Objective: To determine the efficacy and safety of pamapimod (a selective inhibitor of the alpha-isoform of p38 MAP kinase) as monotherapy in comparison with methotrexate (MTX) treatment in adult patients with active rheumatoid arthritis (RA).
Methods: Patients were randomly assigned to 1 of 4 treatment groups and received 12 weeks of double-blind treatment. One group received MTX (7.5 mg/week with planned escalation to 20 mg/week), and 3 groups received pamapimod (50, 150, or 300 mg) once daily. The primary efficacy end point was the proportion of patients meeting the American College of Rheumatology 20% improvement criteria (achieving an ACR20 response) at 12 weeks. Secondary end points included ACR50 and ACR70 responses, change from baseline in the Disease Activity Score in 28 joints (DAS28), categorical analyses of DAS28/European League Against Rheumatism response, and change from baseline in each parameter of the ACR core set of measures. Safety monitoring included recording of adverse events (AEs), laboratory testing, immunology assessments, administration of electrocardiograms, and assessment of vital signs.

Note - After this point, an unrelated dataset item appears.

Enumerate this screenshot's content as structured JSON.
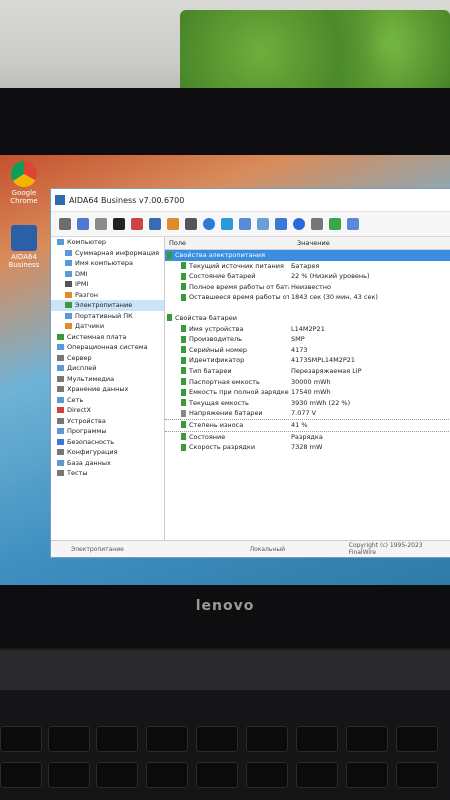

Results: Patients assigned to receive MTX and pamapimod had similar demographics and baseline characteristics. At week 12, fewer patients taking pamapimod had an ACR20 response (23%, 18%, and 31% in the 50-, 150-, and 300-mg groups, respectively) compared with patients taking MTX (45%). Secondary efficacy end points showed a similar pattern. AEs were typically characterized as mild and included infections, skin disorders, and dizziness. Pamapimod was generally well tolerated, but the 300-mg dose appeared to be more toxic than either the 2 lower doses or MTX.
Conclusion: The present results showed that pamapimod was not as effective as MTX in the treatment of active RA.